EG> As far as I know, the goal is to allow configuration free RBridges.
> The fact that - from RBridge's perspective - a VLAN is simply an ID, makes
> it possible, for example, for an RBridge to simply use the ID as part of
> context it uses for learning, shortest path determination, spanning tree
> setup, etc. In this sense, it would be necessary to configure information
> relative to specific VLAN IDs only if something other than simple context
> is required (like authentication, ID-to-ID translation/mapping, etc.).
> For IANA considerations change the first sentence to read:
> "This document currently has no IANA considerations."
> and it will be correct until the situation changes (at which time, it
> should be changed as well).
P&AS should not have IANA considerations unless the problem is itself

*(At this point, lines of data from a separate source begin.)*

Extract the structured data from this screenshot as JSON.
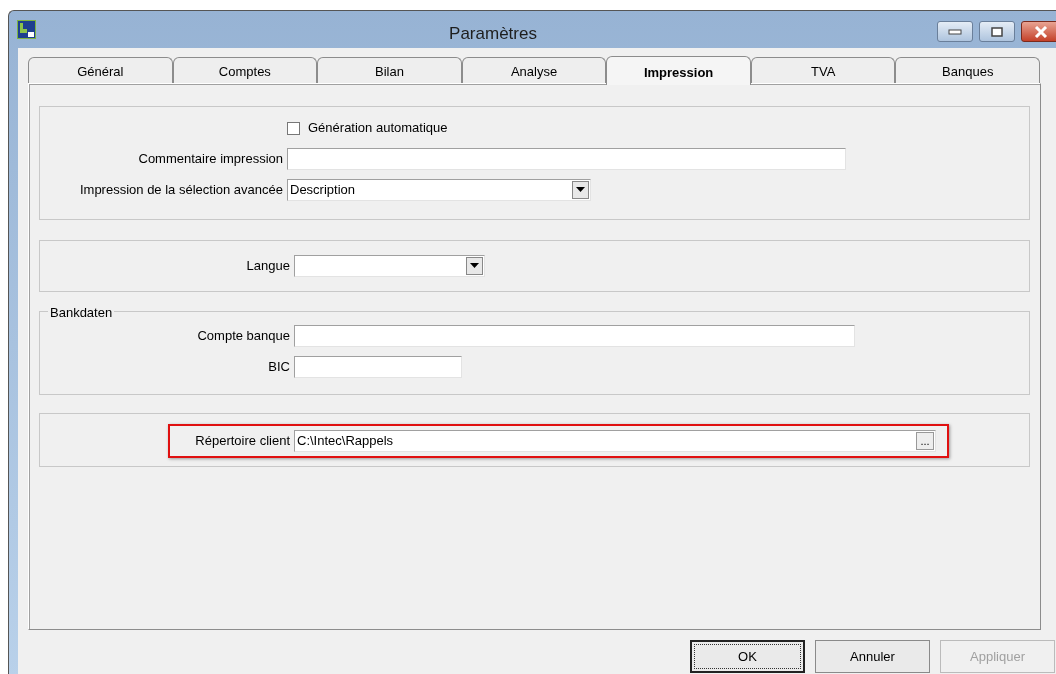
{
  "window": {
    "title": "Paramètres"
  },
  "tabs": [
    {
      "label": "Général",
      "selected": false
    },
    {
      "label": "Comptes",
      "selected": false
    },
    {
      "label": "Bilan",
      "selected": false
    },
    {
      "label": "Analyse",
      "selected": false
    },
    {
      "label": "Impression",
      "selected": true
    },
    {
      "label": "TVA",
      "selected": false
    },
    {
      "label": "Banques",
      "selected": false
    }
  ],
  "sections": [
    {
      "fields": [
        {
          "kind": "checkbox",
          "label": "Génération automatique",
          "checked": false
        },
        {
          "kind": "text",
          "label": "Commentaire impression"
        },
        {
          "kind": "select",
          "label": "Impression de la sélection avancée",
          "value": "Description"
        }
      ]
    },
    {
      "fields": [
        {
          "kind": "select",
          "label": "Langue"
        }
      ]
    },
    {
      "legend": "Bankdaten",
      "fields": [
        {
          "kind": "text",
          "label": "Compte banque"
        },
        {
          "kind": "text",
          "label": "BIC"
        }
      ]
    },
    {
      "fields": [
        {
          "kind": "path",
          "label": "Répertoire client",
          "value": "C:\\Intec\\Rappels",
          "browse": "...",
          "highlighted": true
        }
      ]
    }
  ],
  "buttons": [
    {
      "label": "OK",
      "default": true,
      "disabled": false
    },
    {
      "label": "Annuler",
      "default": false,
      "disabled": false
    },
    {
      "label": "Appliquer",
      "default": false,
      "disabled": true
    }
  ]
}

with IANA-based information. That's not the case here - there's no
IANA-centric issue. Architectures that address the problem (such as
rbridges) may have IANA considerations, but that's not relevant to the
Arch docs should have an IANA consideration if any variants of instances
of the architecture would have new protocol/port/etc numbers. So far,
the arch doc indicates that this might be the case for rbridges.
> --> -----Original Message-----
> --> From: rbridge-bounces at postel.org
> --> [mailto:rbridge-bounces at postel.org]On
> --> Behalf Of Guillermo Ibáñez
> --> Sent: Monday, November 07, 2005 7:23 AM
> --> To: Developing a hybrid router/bridge.
> --> Subject: [rbridge] Comments to draft Touch-00
> --> Joe,
> --> Please find attached commented draft. Comments are
> --> indicated with GI>
> --> Guillermo Ibáñez
> rbridge mailing list
> rbridge at postel.org
More information about the rbridge